Roberts told Metro Morning that a butterflyway is not a highway but more of a safe passageway made out of wildflowers.

"We are not building highways for butterflies and bees," Roberts said Tuesday. "What we're hoping to do is build those patchworks of wildflowers that they feed on and rely on for shelter."

In each city, the foundation has recruited a team of "keen" community volunteers, called Butterflyway Rangers, and given them a mission to plant patches of native wildflowers in yards, schools, streets and parks, "the usual places and also unsuspecting places," Roberts said.

All of the volunteers have been trained how to plant patches of pollinator habitat.

When at least a dozen "pollinator patches" have been planted in a neighbourhood, the patches will be recognized by the foundation as an official Butterflyway and will be included in a national Butterflyway Project map.

'Bits of urban fabric' can be transformed

Roberts said the idea is to have a series of patches made out of what he called "bits of urban fabric." He said even spaces on the edges of laneways, between buildings and pavement, could be used to plant wildflowers.
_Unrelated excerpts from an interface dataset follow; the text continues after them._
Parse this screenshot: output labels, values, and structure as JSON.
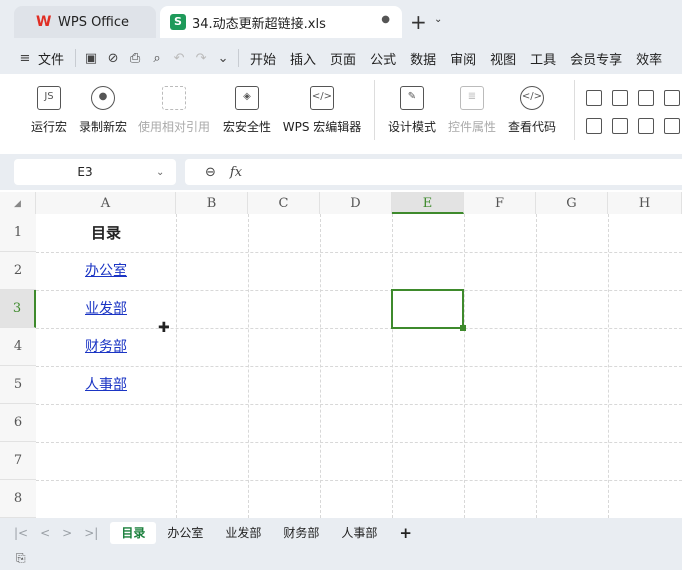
{
  "tabs": {
    "app_label": "WPS Office",
    "file_label": "34.动态更新超链接.xls",
    "modified_dot": "●",
    "new_tab": "+",
    "tab_menu": "⌄"
  },
  "menu": {
    "file": "文件",
    "items": [
      "开始",
      "插入",
      "页面",
      "公式",
      "数据",
      "审阅",
      "视图",
      "工具",
      "会员专享",
      "效率"
    ]
  },
  "ribbon": {
    "buttons": [
      {
        "label": "运行宏",
        "icon": "run-macro-icon",
        "enabled": true
      },
      {
        "label": "录制新宏",
        "icon": "record-macro-icon",
        "enabled": true
      },
      {
        "label": "使用相对引用",
        "icon": "relative-ref-icon",
        "enabled": false
      },
      {
        "label": "宏安全性",
        "icon": "macro-security-icon",
        "enabled": true
      },
      {
        "label": "WPS 宏编辑器",
        "icon": "macro-editor-icon",
        "enabled": true
      },
      {
        "label": "设计模式",
        "icon": "design-mode-icon",
        "enabled": true
      },
      {
        "label": "控件属性",
        "icon": "control-properties-icon",
        "enabled": false
      },
      {
        "label": "查看代码",
        "icon": "view-code-icon",
        "enabled": true
      }
    ]
  },
  "formula_bar": {
    "name_box": "E3",
    "fx_symbol": "fx",
    "zoom_symbol": "⊖",
    "formula": ""
  },
  "grid": {
    "columns": [
      "A",
      "B",
      "C",
      "D",
      "E",
      "F",
      "G",
      "H"
    ],
    "rows": [
      "1",
      "2",
      "3",
      "4",
      "5",
      "6",
      "7",
      "8"
    ],
    "cells": {
      "A1": "目录",
      "A2": "办公室",
      "A3": "业发部",
      "A4": "财务部",
      "A5": "人事部"
    },
    "active_cell": "E3"
  },
  "sheets": {
    "tabs": [
      "目录",
      "办公室",
      "业发部",
      "财务部",
      "人事部"
    ],
    "active": "目录",
    "add": "+"
  },
  "colors": {
    "accent_green": "#3e8a2c",
    "link_blue": "#1b35c4",
    "chrome_bg": "#e9edf2"
  }
}
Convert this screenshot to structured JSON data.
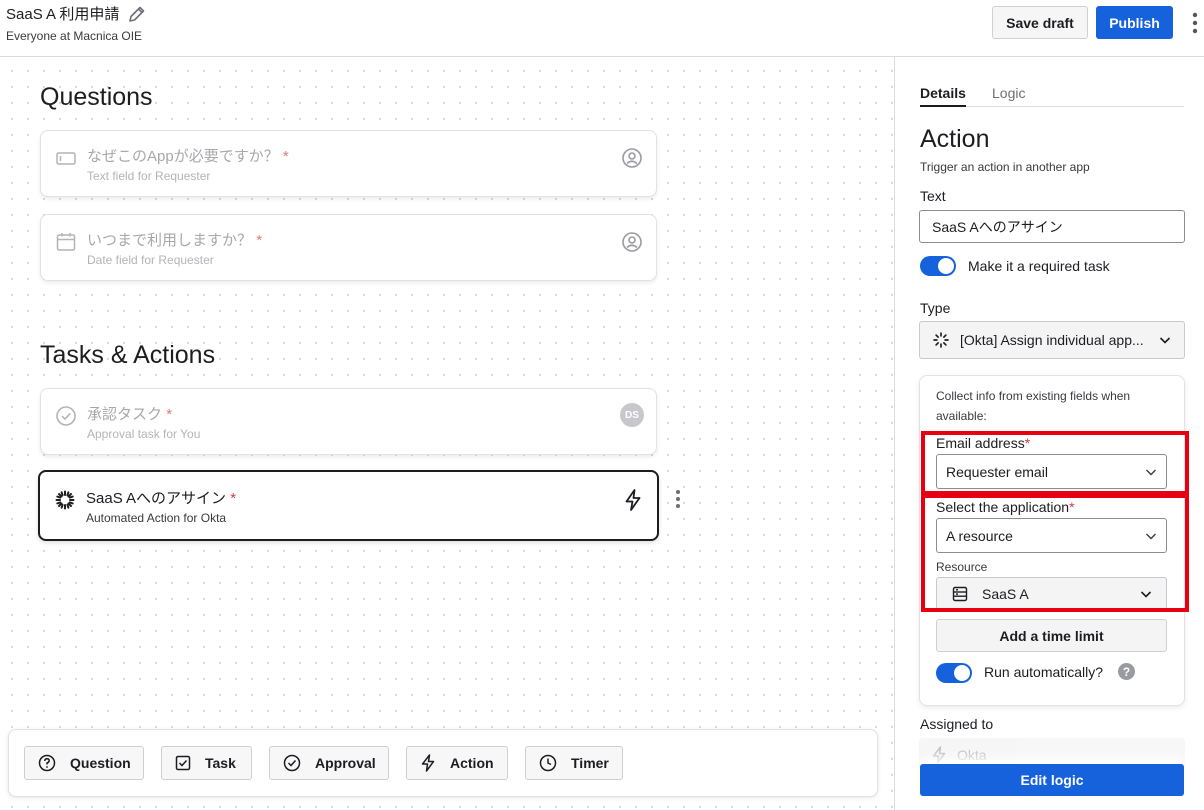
{
  "header": {
    "title": "SaaS A 利用申請",
    "subtitle": "Everyone at Macnica OIE",
    "save_draft_label": "Save draft",
    "publish_label": "Publish"
  },
  "canvas": {
    "questions_title": "Questions",
    "questions": [
      {
        "title": "なぜこのAppが必要ですか？",
        "required_mark": "*",
        "subtitle": "Text field for Requester",
        "icon": "text-field-icon"
      },
      {
        "title": "いつまで利用しますか？",
        "required_mark": "*",
        "subtitle": "Date field for Requester",
        "icon": "calendar-icon"
      }
    ],
    "tasks_title": "Tasks & Actions",
    "tasks": [
      {
        "title": "承認タスク",
        "required_mark": "*",
        "subtitle": "Approval task for You",
        "badge": "DS",
        "icon": "check-circle-icon"
      },
      {
        "title": "SaaS Aへのアサイン",
        "required_mark": "*",
        "subtitle": "Automated Action for Okta",
        "icon": "okta-icon"
      }
    ]
  },
  "toolbar": {
    "buttons": [
      {
        "label": "Question",
        "icon": "question-circle-icon"
      },
      {
        "label": "Task",
        "icon": "checkbox-icon"
      },
      {
        "label": "Approval",
        "icon": "check-circle-icon"
      },
      {
        "label": "Action",
        "icon": "lightning-icon"
      },
      {
        "label": "Timer",
        "icon": "clock-icon"
      }
    ]
  },
  "panel": {
    "tabs": [
      "Details",
      "Logic"
    ],
    "title": "Action",
    "subtitle": "Trigger an action in another app",
    "text_label": "Text",
    "text_value": "SaaS Aへのアサイン",
    "required_toggle_label": "Make it a required task",
    "type_label": "Type",
    "type_value": "[Okta] Assign individual app...",
    "collect_info": "Collect info from existing fields when available:",
    "email_label": "Email address",
    "email_value": "Requester email",
    "app_label": "Select the application",
    "app_value": "A resource",
    "resource_label": "Resource",
    "resource_value": "SaaS A",
    "add_time_limit": "Add a time limit",
    "run_auto_label": "Run automatically?",
    "assigned_label": "Assigned to",
    "assigned_value": "Okta",
    "edit_logic": "Edit logic",
    "required_mark": "*"
  },
  "colors": {
    "accent": "#1662dd",
    "highlight": "#e60012",
    "required": "#d9363e"
  }
}
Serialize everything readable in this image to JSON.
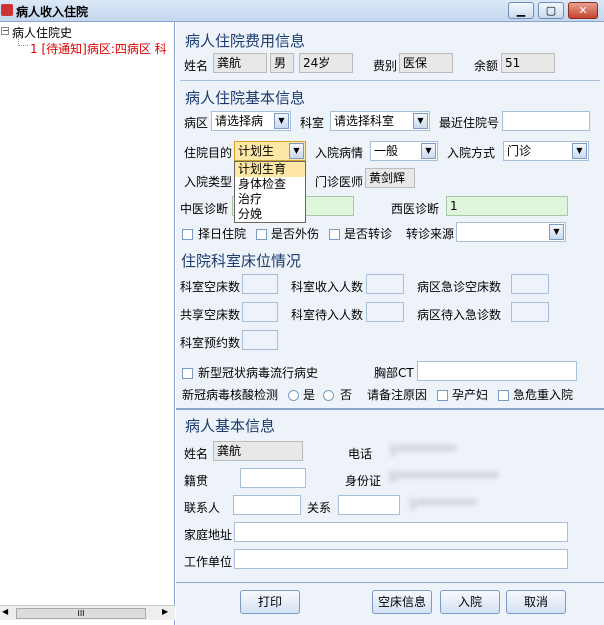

"What we're hoping is that there are patches that butterflies could land on in your yard, then move to the next," he said.

"You can take any space and transform it."

Roberts said the project is a way to bring nature home to Canadian neighbourhoods.

There are more 100 hundred species of butterfly and 340 species of wild bees in Toronto.